Once upon a time, public education catered to the public. Thanks to the continued efforts of Chancellor Charles Reed, that legacy is slowly being dismantled.
While many students reveled in their Spring Break reverie, the CSU was once again taking tragic steps toward ruining what up until recently has been one of the finest public higher education systems in the country.
Last week, CSU officials announced they are freezing admissions to CSUs for the Spring 2013 semester, with few exceptions, and plan to waitlist all eligible students for the 2013-2014 academic year pending the outcome of the November elections to see if voters will approve a $200 million tax increase to fund the system.
The following day, the Board of Trustees voted to increase the pay packages for two campus presidents to more than $400,000–and may have gone higher if not prohibited by a new mechanism that regulates pay raises for new presidents.
This is appalling.
Trustee Steven Glazer said after the salary vote that he was disappointed with the pay increases, given the admissions freeze, noting publicly that he felt that in this time of economic difficulty, there needs to be a perception of shared hardship. While the paltry thousands of dollars given to the two presidents would most certainly not save the CSUs, he is most certainly right.
As students, the perception of these recent acts is that the CSU administrators, trustees and Chancellor Charles Reed don’t care one bit about what happens to the students whose futures and educations they have been charged with protecting.
Thousands of students have now been sent the message loud and clear: They are no longer the ones who CSU cares to provide for. Instead, they are a liability that CSU officials seek to control and exploit.
CSU officials have already gambled away the educational future of thousands upon thousands of students. Now they are leaving the only lifeline in the hands of an unpredictable voter population that is already hotly divided on whether to increase taxes.
Holding up the admission of students based on an impending tax vote holds hostage the dreams of thousands of high school and community college students who have scrimped, saved and struggled to make sure that they could go to school. Politicizing student lives is disgusting.
Apparently cutting our classes and stiffing our teachers is not enough of a “screw you” to students. There are no words for the level of recklessness at play here. We are not pawns. And we should never have our access to education cut off.
Thousands of students have now had the door to higher education unapologetically shut in their faces. That’s thousands future engineers, teachers, writers, nurses and professionals who have been stifled. Those are thousands of students who were planning on transferring from other institutions. Those are thousands of students who might choose to cut their losses and try to work to pay off the student loans they’ve already accumulated. Thousands of students who can’t afford to wait another semester to finish their degrees.

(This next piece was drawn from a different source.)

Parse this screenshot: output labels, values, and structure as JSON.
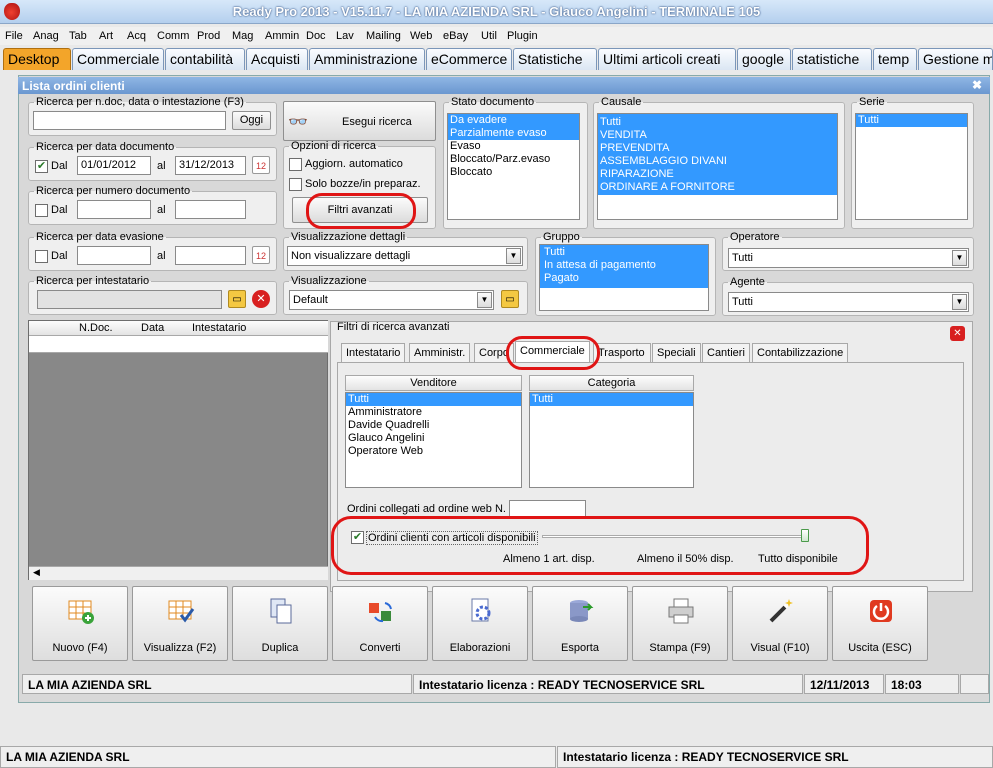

The CSU should be ashamed of itself for using hard-working, dedicated, hopeful students as political pawns in their continual game of chicken with the California legislature.
Instead of rolling up their sleeves and getting down to the job of eliminating redundant positions, wasteful programs and pet projects so that the majority of students can continue their path toward degrees, the CSU is more inclined to pick a political fight.
All these steps have done is fuel the fire against Chancellor Reed and the trustees’ allegedly secretive “for-profit model” goals.
There doesn’t seem to be much secret about it now. It’s time to stop debating or decrying each of the stupid decisions this group makes.
The one common denominator in all of these anti-education steps is the Board of Trustees and Chancellor Reed. Unless they can pull their heads out of the sand soon – an unlikely possibility – then it’s time students stop complaining about tuition increases and enrollment freezes and focus on the decision makers.
These are public representatives who seem to have lost interest in the public good.
Maybe it’s time for them to quit while they’re behind and start enjoying those retirements we’ve so generously paid for.
Or maybe a forced retirement is in order, before they do any more damage.